|US2372010 *||12 Mar 1943||20 Mar 1945||James Tappin||Truss|
|Citing Patent||Filing date||Publication date||Applicant||Title|
|US4351325 *||5 Jan 1981||28 Sep 1982||Walker Trevor E||Hernia support|
|US5533499 *||19 Jan 1994||9 Jul 1996||Creative Integration & Design, Inc.||Nasal dilator|
|US5546929 *||7 Jul 1995||20 Aug 1996||Muchin Jerome D||Nasal dilator|
|US5553605 *||31 Aug 1995||10 Sep 1996||Muchin Jerome D||Transparent external nasal dilator|
|US5611333 *||15 Dec 1995||18 Mar 1997||Creative Integration & Design, Inc.||Dilator with peel force reducing structure|
|US5611334 *||28 Dec 1995||18 Mar 1997||Muchin Jerome D||Nose dilator device|
|US5653224 *||6 Jun 1996||5 Aug 1997||Creative Integration & Design, Inc.||Nasal dilator with areas of adhesive engagement of varying strength|

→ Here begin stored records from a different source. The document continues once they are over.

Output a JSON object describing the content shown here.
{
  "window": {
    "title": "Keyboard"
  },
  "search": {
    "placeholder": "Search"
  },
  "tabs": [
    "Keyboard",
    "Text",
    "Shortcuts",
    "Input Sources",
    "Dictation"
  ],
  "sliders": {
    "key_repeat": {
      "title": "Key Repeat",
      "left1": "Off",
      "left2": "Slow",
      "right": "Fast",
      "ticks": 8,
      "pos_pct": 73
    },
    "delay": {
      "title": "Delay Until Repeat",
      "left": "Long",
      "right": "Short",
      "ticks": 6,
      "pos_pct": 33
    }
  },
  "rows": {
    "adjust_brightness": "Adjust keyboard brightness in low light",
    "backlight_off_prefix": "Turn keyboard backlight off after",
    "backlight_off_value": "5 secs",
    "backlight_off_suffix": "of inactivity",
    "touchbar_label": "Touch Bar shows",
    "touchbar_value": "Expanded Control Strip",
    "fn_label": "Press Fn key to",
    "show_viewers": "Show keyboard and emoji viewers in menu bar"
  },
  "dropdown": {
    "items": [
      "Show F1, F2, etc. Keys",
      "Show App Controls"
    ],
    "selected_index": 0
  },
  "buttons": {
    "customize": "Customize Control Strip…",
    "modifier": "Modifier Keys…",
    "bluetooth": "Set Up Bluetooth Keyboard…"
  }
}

|US5718224 *||16 Aug 1996||17 Feb 1998||Muchin; Jerome D.||Transparent nasal dilator|
|US6058931 *||22 Dec 1997||9 May 2000||Acutek International||Nasal dilator|
|US6098616 *||13 Mar 1998||8 Aug 2000||Acutek International||Non-linear nasal dilator|
|US6318362||13 Jun 1997||20 Nov 2001||Creative Integration & Design, Inc.||Nasal dilator|
|US8360198||19 Jan 2012||29 Jan 2013||Jo Ann Lederman||Hearing assistance device|
|US8371418||19 Jan 2012||12 Feb 2013||Jo Ann Lederman||Hearing assistance device|
|US8424634||19 Jan 2012||23 Apr 2013||Jo Ann Lederman||Hearing assistance device|
|US8657063||18 Oct 2012||25 Feb 2014||Jo Ann Lederman||Hearing assistance device|
|US9027698||25 Feb 2014||12 May 2015||Jag Hearing, Llc.||Hearing assistance device and method|
|International Classification||A61F5/01, A61F5/24|